Photometric analysis of the global structure of NGC 7217 has a long history. Boroson (1981)tried to decompose the major axis brightness profile in the B-band, but unsuccessfully, because multiple blue rings made the B-band profile very irregular. Kent (1986) analysed a 2D image in the r-band, more regular than that in B, and decomposed it into a de Vaucouleurs' bulge and an exponential disk, with a 1:3 luminosity ratio. According to this decomposition, the exponential disk becomes the dominant component at . However, there are other, quite different variants of decomposition. Buta et al. (1995) obtained a de Vaucouleurs' bulge which dominates over the full radius range, with a total bulge-to-disk luminosity ratio of 2.3-2.4. A similar result was obtained by Baggett et al. (1998). Our analysis of the brightness profile of NGC 7217 (Zasov & Sil'chenko 1997) revealed the existence of two equally good decomposition variants: a de Vaucouleurs' bulge plus an exponential disk, with the bulge dominating over the full radius range, and a King's bulge plus an exponential disk, with the bulge being fainter than the disk in the radius range of 20" -180". The scalelengths of the fitted disks are very similar, 42" and 35", respectively, but their central brightness is of course very different. Moreover, even if one considers the central part of the brightness profile only, where the bulge predominance is beyond doubt, the effective radius of the de Vaucouleurs' law diminishes when approaching the center. Obviously, the surface brightness profile of NGC 7217 is too complex to be decomposed in unique way.

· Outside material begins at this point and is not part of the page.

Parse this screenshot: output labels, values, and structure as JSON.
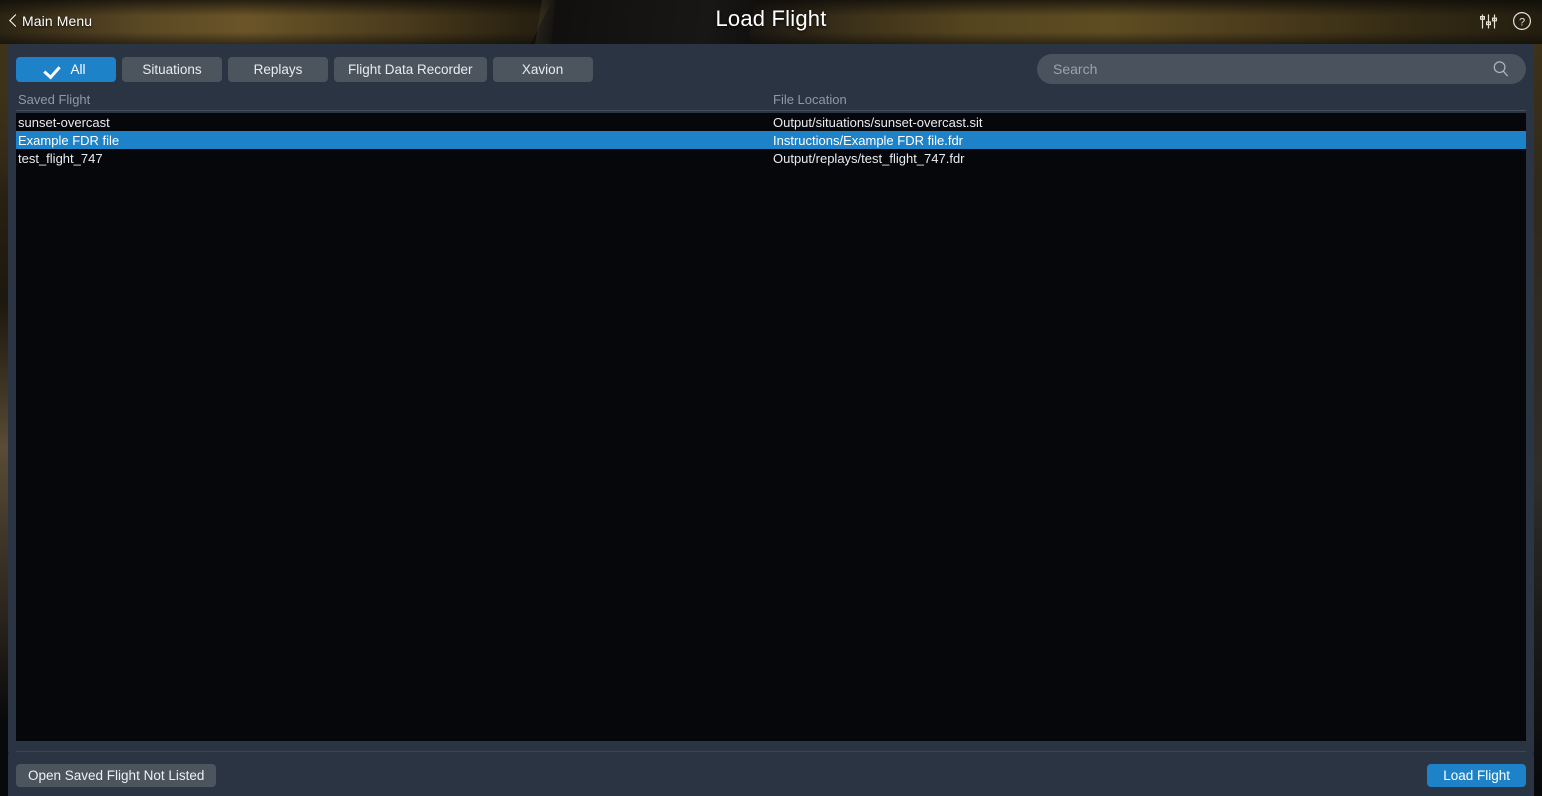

Since up to now there is no convergence in the published results of the decomposition of the brightness profile of NGC 7217, we would like to propose one more variant. For this purpose we have used photometric data from the ING Archive to calculate a brightness profile in the I-band. We have converted it into the standard Cousins system by comparison with the central I measurements from Sanchez-Portal et al. (2000). We then applied a procedure of recurrent fitting, the results of which are given in Table 3 and Fig. 10. First, the parameters are determined for the outermost parts of the exponential disk, the model map of this exponential disk is subtracted from the original map, in the residual map the position angle of the major axis and the mean ellipticity are measured, an azimuthally-averaged profile of the residual brightness is calculated, and all the steps above are repeated again. Fig. 10 presents the stages of this recurrent fitting for NGC 7217. Curiously, at every step the outer parts of the profiles look exponential. The innermost of the three exponential profiles can be traced as close to the nucleus as . The scalelength of the third disk is or 0.3 kpc - about 10% from the scalelength of the first disk. Such a ratio is typical for a galaxy consisting of an exponential disk and an exponential bulge (Courteau et al. 1996), though an exponential bulge in a Sab galaxy is a quite unusual phenomenon (Andredakis et al. 1995, de Jong 1996, Moriondo et al. 1998). However this fact allows us to treat NGC 7217 as a galaxy with an exponential bulge and two exponential disks. The final residual map obtained by subtracting the three model exponential-disk images from the original I-band image of the galaxy (Fig. 11) is quite clear. One can see the stellar rings at and , and these rings look asymmetrical: their southern halves are brighter. For a face-on disk galaxy, such as NGC 7217, it may mean either that the dust tori are thick, or that the dust (gas) disk is inclined with respect to the stellar disk harboring the rings, or, even more generally, that the dust and stellar rings have different inclinations because both can be inclined to the stellar disk. And finally, in the very center of the residual brightness map we see a feature which we expected to find: an oval with a major semiaxis of 4" -5" elongated in the north-south direction. This is just what we discussed at the end of the previous section: the stellar substructure corresponding to the area of maximum stellar velocity dispersion (Fig. 3, right) and of the enhanced (Fig. 1, right).
Table 3. Exponential parameters of the NGC 7217 image fits
© European Southern Observatory (ESO) 2000
Online publication: January 29, 2001